The latest attempts to convert the peasant into a sensible, hard-working agriculturalist by helping him to irrigate his land is taking place at Kadawa, near Kano. As before, things are not going well, and it seems that the scheme, part of plans to develop 300,000 hectares by 1990 at a cost of S4.3 billion will also choke itself to death.
By 1977 only two thirds of the area developed for irrigation - at a cost of about $10,000 per acre - was being used. And the farming methods were so in-appropriate that many farmers could only break even because their seeds and fertilizers were subsidised. And even with these subsidies it would have been cheaper to buy imported wheat than to grow it.
Conflict between farmer and expert centred on paying for ploughing. The experts insisted on payment in advance to allow the tractors to begin early enough for planting at the right time. Why, they asked, were the farmers being so uncooperative?
The farmers, for their part, saw the tractor service as unreliable. They remembered waiting in vain for tractors which arrived late whether they had paid in advance or not. And they distrusted the irrigation scheme: the pumps were continually breaking down, leaving crops to wilt in the sun. When pumps were working poor drainage caused water-logging, and the fluctuating prices offered for their produce meant that even if the machinery had been working all the time it was very unlikely that they would be able to cover their costs. So they resisted in the only way they could - by spending as little as possible.

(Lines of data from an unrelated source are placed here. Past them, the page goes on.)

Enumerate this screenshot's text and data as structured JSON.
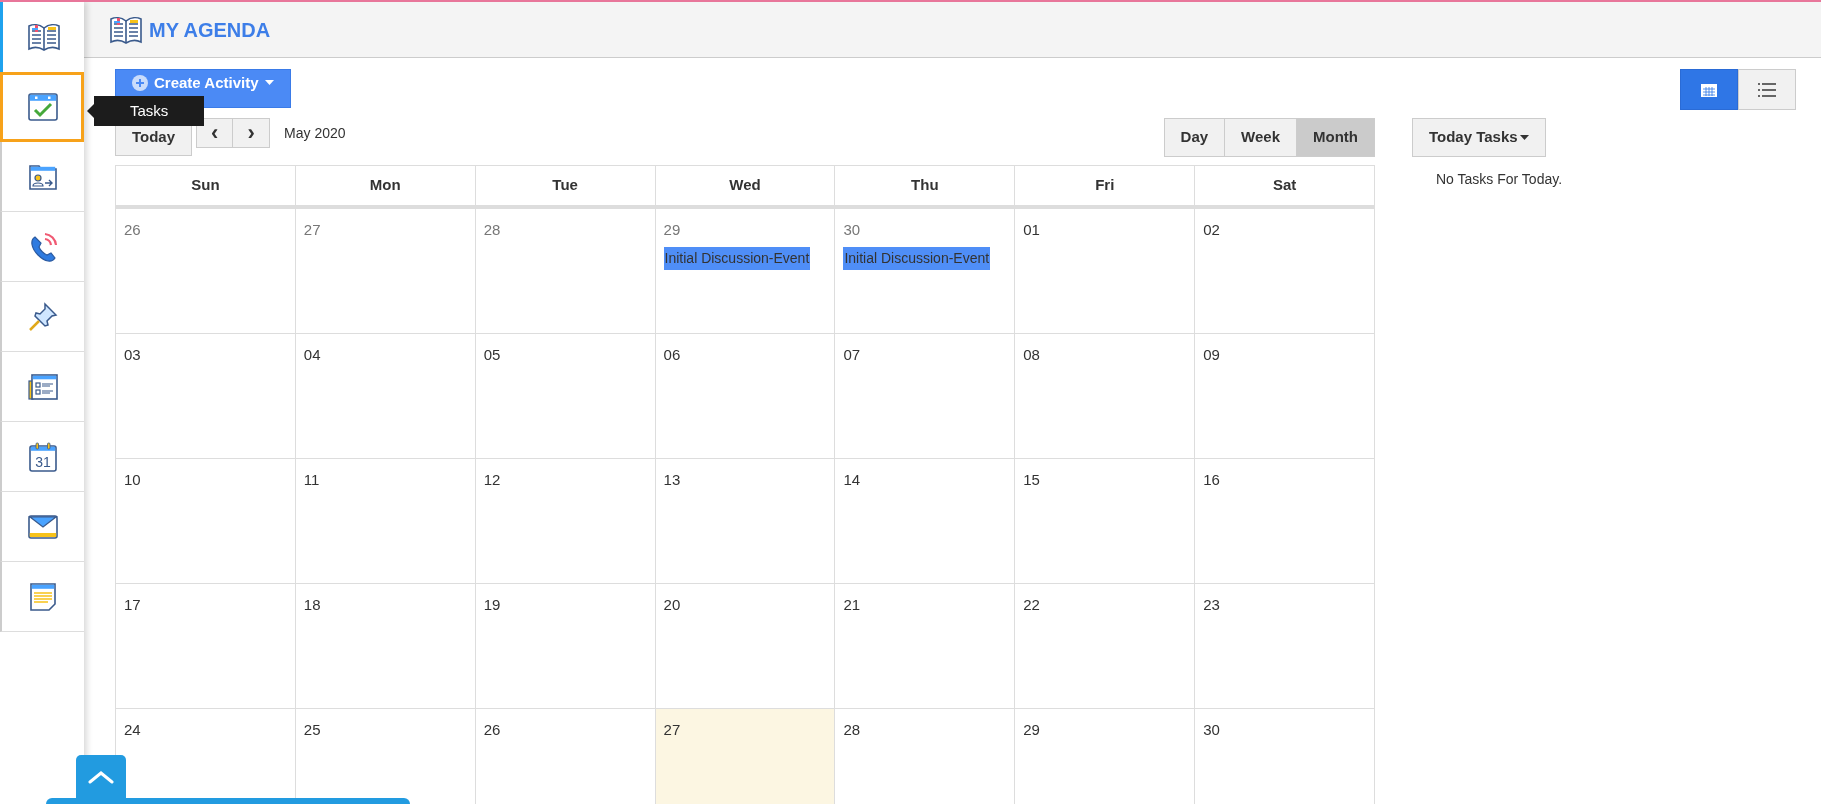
{
  "sidebar": {
    "items": [
      {
        "selected": true,
        "highlighted": false
      },
      {
        "selected": false,
        "highlighted": true
      },
      {
        "selected": false,
        "highlighted": false
      },
      {
        "selected": false,
        "highlighted": false
      },
      {
        "selected": false,
        "highlighted": false
      },
      {
        "selected": false,
        "highlighted": false
      },
      {
        "icon_text": "31",
        "selected": false,
        "highlighted": false
      },
      {
        "selected": false,
        "highlighted": false
      },
      {
        "selected": false,
        "highlighted": false
      }
    ]
  },
  "tooltip": {
    "text": "Tasks"
  },
  "header": {
    "title": "MY AGENDA"
  },
  "create_button": {
    "label": "Create Activity"
  },
  "view_toggle": [
    {
      "selected": true
    },
    {
      "selected": false
    }
  ],
  "calendar": {
    "today_button": "Today",
    "prev": "‹",
    "next": "›",
    "title": "May 2020",
    "views": [
      {
        "label": "Day",
        "selected": false
      },
      {
        "label": "Week",
        "selected": false
      },
      {
        "label": "Month",
        "selected": true
      }
    ],
    "weekdays": [
      "Sun",
      "Mon",
      "Tue",
      "Wed",
      "Thu",
      "Fri",
      "Sat"
    ],
    "weeks": [
      [
        {
          "label": "26",
          "muted": true,
          "today": false
        },
        {
          "label": "27",
          "muted": true,
          "today": false
        },
        {
          "label": "28",
          "muted": true,
          "today": false
        },
        {
          "label": "29",
          "muted": true,
          "today": false,
          "events": [
            {
              "title": "Initial Discussion-Event",
              "color": "#4f8ef7"
            }
          ]
        },
        {
          "label": "30",
          "muted": true,
          "today": false,
          "events": [
            {
              "title": "Initial Discussion-Event",
              "color": "#4f8ef7"
            }
          ]
        },
        {
          "label": "01",
          "muted": false,
          "today": false
        },
        {
          "label": "02",
          "muted": false,
          "today": false
        }
      ],
      [
        {
          "label": "03",
          "muted": false,
          "today": false
        },
        {
          "label": "04",
          "muted": false,
          "today": false
        },
        {
          "label": "05",
          "muted": false,
          "today": false
        },
        {
          "label": "06",
          "muted": false,
          "today": false
        },
        {
          "label": "07",
          "muted": false,
          "today": false
        },
        {
          "label": "08",
          "muted": false,
          "today": false
        },
        {
          "label": "09",
          "muted": false,
          "today": false
        }
      ],
      [
        {
          "label": "10",
          "muted": false,
          "today": false
        },
        {
          "label": "11",
          "muted": false,
          "today": false
        },
        {
          "label": "12",
          "muted": false,
          "today": false
        },
        {
          "label": "13",
          "muted": false,
          "today": false
        },
        {
          "label": "14",
          "muted": false,
          "today": false
        },
        {
          "label": "15",
          "muted": false,
          "today": false
        },
        {
          "label": "16",
          "muted": false,
          "today": false
        }
      ],
      [
        {
          "label": "17",
          "muted": false,
          "today": false
        },
        {
          "label": "18",
          "muted": false,
          "today": false
        },
        {
          "label": "19",
          "muted": false,
          "today": false
        },
        {
          "label": "20",
          "muted": false,
          "today": false
        },
        {
          "label": "21",
          "muted": false,
          "today": false
        },
        {
          "label": "22",
          "muted": false,
          "today": false
        },
        {
          "label": "23",
          "muted": false,
          "today": false
        }
      ],
      [
        {
          "label": "24",
          "muted": false,
          "today": false
        },
        {
          "label": "25",
          "muted": false,
          "today": false
        },
        {
          "label": "26",
          "muted": false,
          "today": false
        },
        {
          "label": "27",
          "muted": false,
          "today": true
        },
        {
          "label": "28",
          "muted": false,
          "today": false
        },
        {
          "label": "29",
          "muted": false,
          "today": false
        },
        {
          "label": "30",
          "muted": false,
          "today": false
        }
      ]
    ]
  },
  "tasks_panel": {
    "button": "Today Tasks",
    "message": "No Tasks For Today."
  }
}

When the farmers' logic was explained to the irrigation experts and foreign consultants, they responded with their own logic: farmers would have to co-operate - or be excluded from the scheme. Their solution was the same as the colonial government's fifty years earlier. Farmers would have to forfeit their customary rights and become tenants on their own land. As tenants they would have to `cooperate; or have their land taken away.
Who was being irrational - the expert for continuing to believe that the schemes failed because farmers were lazy? Or the farmer for continuing to devote most of his time to well-tried traditional methods?
Perhaps both were being logical. The farmer wants to minimise his risks. That makes sense. But the experts advocating the schemes, the officials involved in managing and funding them, the politicians supporting them, had their reasons too.
For the politicians, the slogans `water for all' and `we will make the deserts bloom' were potential vote-catchers. A man supporting irrigation must have the peoples' well-being at heart.
As for the officials: the only people who appeared to have benefited from Kwarre were those who had either had the work on their farms done free by the government or who had received oxen, seeds and ploughs on credit that seems never to have been repaid - the Sultan of Sokoto and prominent members of the Sokoto Native Authority for example. Similarly, regular scandals surfaced throughout the 50s and 60s about the allocation of ready-irrigated land at Wurno, Yo, Gamboru, Edozhigi, and other places, to politicians, tribal chiefs and government officials.
And so to the experts: the irrigation engineers, agriculturalists, advisers, consultants, contractors, designers and planners - many now employed on especially accelerated pay scales in the River Basin Development Authorities. The myth of the lazy peasant - passed from one generation of experts to another-is a pervasive and convenient one. It shields a paternalism that is only recently being challenged - as well as preserving reputations and pay-cheques. And in Nigeria it has ensured that there will always be an irrigation scheme requiring that expert touch.
This first appeared in our award-winning magazine - to read more, subscribe from just £7